YOUR INSTRUCTIONS: In the records that follow, how many lines contain the word "site"? Give only that figure.

DATA EXTRACT:

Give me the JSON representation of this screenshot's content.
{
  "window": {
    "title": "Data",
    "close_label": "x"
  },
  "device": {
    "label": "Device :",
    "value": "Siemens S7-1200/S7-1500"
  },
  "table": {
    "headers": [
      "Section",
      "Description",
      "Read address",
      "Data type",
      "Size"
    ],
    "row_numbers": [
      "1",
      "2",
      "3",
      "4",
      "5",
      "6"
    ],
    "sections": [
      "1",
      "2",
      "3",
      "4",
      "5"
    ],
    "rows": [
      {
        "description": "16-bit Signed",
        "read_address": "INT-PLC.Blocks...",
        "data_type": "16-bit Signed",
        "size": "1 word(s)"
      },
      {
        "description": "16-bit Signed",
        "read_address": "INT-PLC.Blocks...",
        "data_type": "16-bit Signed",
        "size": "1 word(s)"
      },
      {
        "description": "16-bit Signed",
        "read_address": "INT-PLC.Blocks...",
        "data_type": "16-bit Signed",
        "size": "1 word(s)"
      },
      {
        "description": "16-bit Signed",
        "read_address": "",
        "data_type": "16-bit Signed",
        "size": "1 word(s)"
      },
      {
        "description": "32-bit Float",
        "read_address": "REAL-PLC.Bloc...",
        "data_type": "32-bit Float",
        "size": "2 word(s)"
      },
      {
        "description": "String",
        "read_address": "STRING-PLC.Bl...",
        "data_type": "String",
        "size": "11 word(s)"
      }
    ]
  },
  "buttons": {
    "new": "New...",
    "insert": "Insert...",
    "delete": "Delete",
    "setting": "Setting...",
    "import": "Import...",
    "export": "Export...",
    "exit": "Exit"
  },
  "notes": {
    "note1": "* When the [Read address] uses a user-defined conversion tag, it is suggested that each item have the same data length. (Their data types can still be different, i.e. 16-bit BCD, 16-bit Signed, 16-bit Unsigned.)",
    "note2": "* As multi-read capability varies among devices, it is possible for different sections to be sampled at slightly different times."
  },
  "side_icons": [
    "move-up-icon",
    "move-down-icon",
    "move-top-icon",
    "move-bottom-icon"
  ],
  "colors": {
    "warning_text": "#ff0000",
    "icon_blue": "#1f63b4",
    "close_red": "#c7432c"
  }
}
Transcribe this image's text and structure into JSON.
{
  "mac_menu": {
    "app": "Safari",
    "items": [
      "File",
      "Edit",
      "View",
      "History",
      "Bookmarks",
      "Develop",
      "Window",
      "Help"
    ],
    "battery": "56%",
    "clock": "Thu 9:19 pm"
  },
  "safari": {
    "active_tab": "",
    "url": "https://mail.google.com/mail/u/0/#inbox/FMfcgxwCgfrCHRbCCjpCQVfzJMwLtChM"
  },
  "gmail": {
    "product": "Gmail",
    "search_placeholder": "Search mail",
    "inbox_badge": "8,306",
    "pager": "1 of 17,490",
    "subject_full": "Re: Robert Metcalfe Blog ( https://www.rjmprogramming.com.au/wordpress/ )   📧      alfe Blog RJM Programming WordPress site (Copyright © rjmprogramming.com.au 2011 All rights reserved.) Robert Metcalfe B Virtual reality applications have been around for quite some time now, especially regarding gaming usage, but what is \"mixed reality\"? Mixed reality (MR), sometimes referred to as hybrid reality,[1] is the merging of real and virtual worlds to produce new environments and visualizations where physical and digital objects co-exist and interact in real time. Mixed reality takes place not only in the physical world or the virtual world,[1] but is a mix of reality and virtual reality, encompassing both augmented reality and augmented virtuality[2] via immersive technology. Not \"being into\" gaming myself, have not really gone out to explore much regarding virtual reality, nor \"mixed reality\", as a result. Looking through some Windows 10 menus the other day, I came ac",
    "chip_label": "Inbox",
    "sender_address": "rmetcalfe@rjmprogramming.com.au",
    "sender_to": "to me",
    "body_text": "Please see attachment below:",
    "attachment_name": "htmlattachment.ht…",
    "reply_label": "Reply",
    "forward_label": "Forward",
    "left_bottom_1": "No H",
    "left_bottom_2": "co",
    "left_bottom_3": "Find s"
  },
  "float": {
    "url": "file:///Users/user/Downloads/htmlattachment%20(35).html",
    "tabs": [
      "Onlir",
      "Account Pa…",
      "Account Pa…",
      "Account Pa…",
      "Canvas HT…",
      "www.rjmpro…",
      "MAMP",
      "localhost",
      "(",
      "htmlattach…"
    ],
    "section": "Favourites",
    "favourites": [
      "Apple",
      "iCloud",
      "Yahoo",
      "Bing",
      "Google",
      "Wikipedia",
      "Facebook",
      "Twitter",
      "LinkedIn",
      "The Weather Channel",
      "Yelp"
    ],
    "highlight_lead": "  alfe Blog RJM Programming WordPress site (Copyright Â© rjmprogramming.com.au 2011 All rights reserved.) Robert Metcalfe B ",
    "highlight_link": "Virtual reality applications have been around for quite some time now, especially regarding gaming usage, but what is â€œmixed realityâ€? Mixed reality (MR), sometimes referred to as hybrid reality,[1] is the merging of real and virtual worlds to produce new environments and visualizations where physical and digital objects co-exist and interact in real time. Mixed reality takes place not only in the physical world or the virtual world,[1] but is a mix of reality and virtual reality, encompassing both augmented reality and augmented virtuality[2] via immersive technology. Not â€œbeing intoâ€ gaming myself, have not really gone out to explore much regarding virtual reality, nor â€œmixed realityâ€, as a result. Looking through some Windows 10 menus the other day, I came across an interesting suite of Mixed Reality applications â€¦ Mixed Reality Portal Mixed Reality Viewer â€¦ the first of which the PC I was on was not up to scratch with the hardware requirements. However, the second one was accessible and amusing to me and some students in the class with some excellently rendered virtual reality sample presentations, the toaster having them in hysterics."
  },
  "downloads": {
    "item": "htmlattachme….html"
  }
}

PROBLEM SOLUTION: 2